TASK
Search the data below, and report every line in which "date" occurs.

START PROVIDED ENTRIES

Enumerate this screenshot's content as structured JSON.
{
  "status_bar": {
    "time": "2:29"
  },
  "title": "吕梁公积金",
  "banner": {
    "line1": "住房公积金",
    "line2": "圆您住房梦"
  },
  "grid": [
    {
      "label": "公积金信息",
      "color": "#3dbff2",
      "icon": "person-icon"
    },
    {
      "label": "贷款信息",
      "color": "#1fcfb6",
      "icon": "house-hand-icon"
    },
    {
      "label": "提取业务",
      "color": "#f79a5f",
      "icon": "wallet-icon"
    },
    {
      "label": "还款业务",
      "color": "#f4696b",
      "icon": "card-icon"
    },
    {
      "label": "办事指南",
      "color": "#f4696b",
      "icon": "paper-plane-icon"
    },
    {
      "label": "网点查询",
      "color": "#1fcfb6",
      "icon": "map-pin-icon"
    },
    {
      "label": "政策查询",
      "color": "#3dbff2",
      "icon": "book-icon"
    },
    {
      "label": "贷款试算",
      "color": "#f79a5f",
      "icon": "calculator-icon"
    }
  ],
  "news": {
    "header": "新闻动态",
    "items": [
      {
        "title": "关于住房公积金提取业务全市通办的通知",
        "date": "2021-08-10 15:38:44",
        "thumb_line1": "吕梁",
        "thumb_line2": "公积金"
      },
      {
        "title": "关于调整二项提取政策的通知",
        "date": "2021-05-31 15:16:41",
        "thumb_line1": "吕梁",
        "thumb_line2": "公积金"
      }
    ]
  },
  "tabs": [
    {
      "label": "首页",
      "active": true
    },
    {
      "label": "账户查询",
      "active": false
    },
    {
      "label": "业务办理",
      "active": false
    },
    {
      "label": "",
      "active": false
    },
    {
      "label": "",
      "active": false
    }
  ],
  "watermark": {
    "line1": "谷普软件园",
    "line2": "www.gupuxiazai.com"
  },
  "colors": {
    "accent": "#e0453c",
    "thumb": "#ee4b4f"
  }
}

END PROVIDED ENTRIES

REPLY
        "date": "2021-08-10 15:38:44",
        "date": "2021-05-31 15:16:41",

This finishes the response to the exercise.